What Works Well? 🔗

We get significantly less adolescent whining—but still some—about the horrors of living an imperfect life. We also get another lecture on “transgender life,” but this one pushes back on some of the harmful nonsense that I mentioned worrying about in earlier posts. And Maria has even started to consider that maybe her attitude has caused most of her problems. This seems like a bad point in the book to fix those problems, but at least it feels like I might have endured those problems for a good cause, to (I 🤞 hope) reveal itself next week.

Also, if I liked anything about either of the main characters, I’d probably find their impromptu mentorship charming.

What Works…Less Well? 🔗

What do we mean by less well? Free Culture exists as a special kind of idea. By licensing a work appropriately, the creator gives each of us permission, authority, and power to make the work our own. This section tries to remind us all of that, by indicating areas of the project where you, dear reader, might consider it as an invitation to get involved with the project.
And yes, sometimes complains slip through, too…

This section started exactly where I imagined when reading the previous section, bad-mouthing Nicole and blaming her for everybody’s problems.

This section also has bizarre priorities, at east to me. The now-dual protagonists deliver page after page of exposition that nobody asked for or needed, but the characters rely on some paranormal transgender sense to determine that they have similar backgrounds, instead of literally anything that doesn’t imply that transgender people can magically recognize each other and anybody who can’t has problems. See also: Gaydar, which has allowed people to perpetuate inane stereotypes.
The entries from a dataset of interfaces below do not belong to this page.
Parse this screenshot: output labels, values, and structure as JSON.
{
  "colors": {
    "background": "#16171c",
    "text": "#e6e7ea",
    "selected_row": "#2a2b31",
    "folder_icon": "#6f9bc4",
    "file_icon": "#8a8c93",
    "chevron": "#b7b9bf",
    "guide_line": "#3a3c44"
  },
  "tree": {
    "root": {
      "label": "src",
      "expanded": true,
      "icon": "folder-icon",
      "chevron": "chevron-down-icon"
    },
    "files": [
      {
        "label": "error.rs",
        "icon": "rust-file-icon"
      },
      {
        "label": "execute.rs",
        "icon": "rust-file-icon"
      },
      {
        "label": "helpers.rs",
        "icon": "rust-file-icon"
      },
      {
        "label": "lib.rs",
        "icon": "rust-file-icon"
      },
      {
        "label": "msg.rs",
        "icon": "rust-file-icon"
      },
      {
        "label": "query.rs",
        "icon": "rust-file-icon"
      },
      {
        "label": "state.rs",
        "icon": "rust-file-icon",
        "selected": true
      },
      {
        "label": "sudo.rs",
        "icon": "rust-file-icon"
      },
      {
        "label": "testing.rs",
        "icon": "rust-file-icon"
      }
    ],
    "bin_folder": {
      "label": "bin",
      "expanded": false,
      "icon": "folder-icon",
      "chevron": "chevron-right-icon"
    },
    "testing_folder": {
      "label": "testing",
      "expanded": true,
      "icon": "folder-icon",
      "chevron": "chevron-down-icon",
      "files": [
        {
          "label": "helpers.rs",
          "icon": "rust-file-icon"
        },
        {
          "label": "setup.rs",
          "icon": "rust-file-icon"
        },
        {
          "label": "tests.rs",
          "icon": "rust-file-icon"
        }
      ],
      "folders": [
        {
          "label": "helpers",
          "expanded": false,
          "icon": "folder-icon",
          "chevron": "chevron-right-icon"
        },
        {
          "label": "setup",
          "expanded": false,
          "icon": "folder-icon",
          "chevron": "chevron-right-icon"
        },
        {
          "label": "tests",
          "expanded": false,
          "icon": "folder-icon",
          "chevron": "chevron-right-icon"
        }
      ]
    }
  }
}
These chapters also try to pitch the idea that Maria getting stoned makes her an insufferable person to listen to, as if the book hasn’t spent more than half its pages showing us a sober Maria who sounds identical. That includes Maria spending a chapter explaining prior chapters of the book, as if we don’t know any more than James would.

Opportunities 🔗

Other than buying the book where available, I don’t see any means to contribute.

What’s Adaptable? 🔗

I didn’t see anything mentioned other than existing national brands.

Next 🔗

Coming up next week, we’ll finish Nevada, with part Two, chapters 22 to the end.

As mentioned previously, by the way, the list of potential works to discuss has run low, so I need to ask for help, again. If you know of any works that fit these posts—fictional, contains some narrative, Free Culture, available to the public, and not by creators who we’ve already discussed—please tell me about them. Every person who points me to at least one appropriate work with an explanation will receive a free membership on my Buy Me a Coffee page. (By all means, promote your own work if relevant, or create something under an appropriate license for the purpose of promoting your own work.)

Anyway, while we wait for that, what did everybody else think about the book so far?


Credits: The header image is FLOWER 03 - PAINTBRUSH, sp (6-16-11) northeast Nevada by Alan Schmierer, released into the public domain by the photographer. The artist released the actual cover under a non-commercial license.


No webmentions were found.

By commenting, you agree to follow the blog's Code of Conduct and that your comment is released under the same license as the rest of the blog. Or do you not like comments sections? Continue the conversation in the #entropy-arbitrage chatroom on Matrix…

 Tags:   freeculture   bookclub

Sign up for My Newsletter!

Get monthly * updates on Entropy Arbitrage posts, additional reading of interest, thoughts that are too short/personal/trivial for a full post, and previews of upcoming projects, delivered right to your inbox. I won’t share your information or use it for anything else. But you might get an occasional discount on upcoming services.
Or… Mailchimp 🐒 seems less trustworthy every month, so you might prefer to head to my Buy Me a Coffee ☕ page and follow me there, which will get you the newsletter three days after Mailchimp, for now. Members receive previews, if you feel so inclined.
Email Format
* Each issue of the newsletter is released on the Saturday of the Sunday-to-Saturday week including the last day of the month.
Can’t decide? You can read previous issues to see what you’ll get.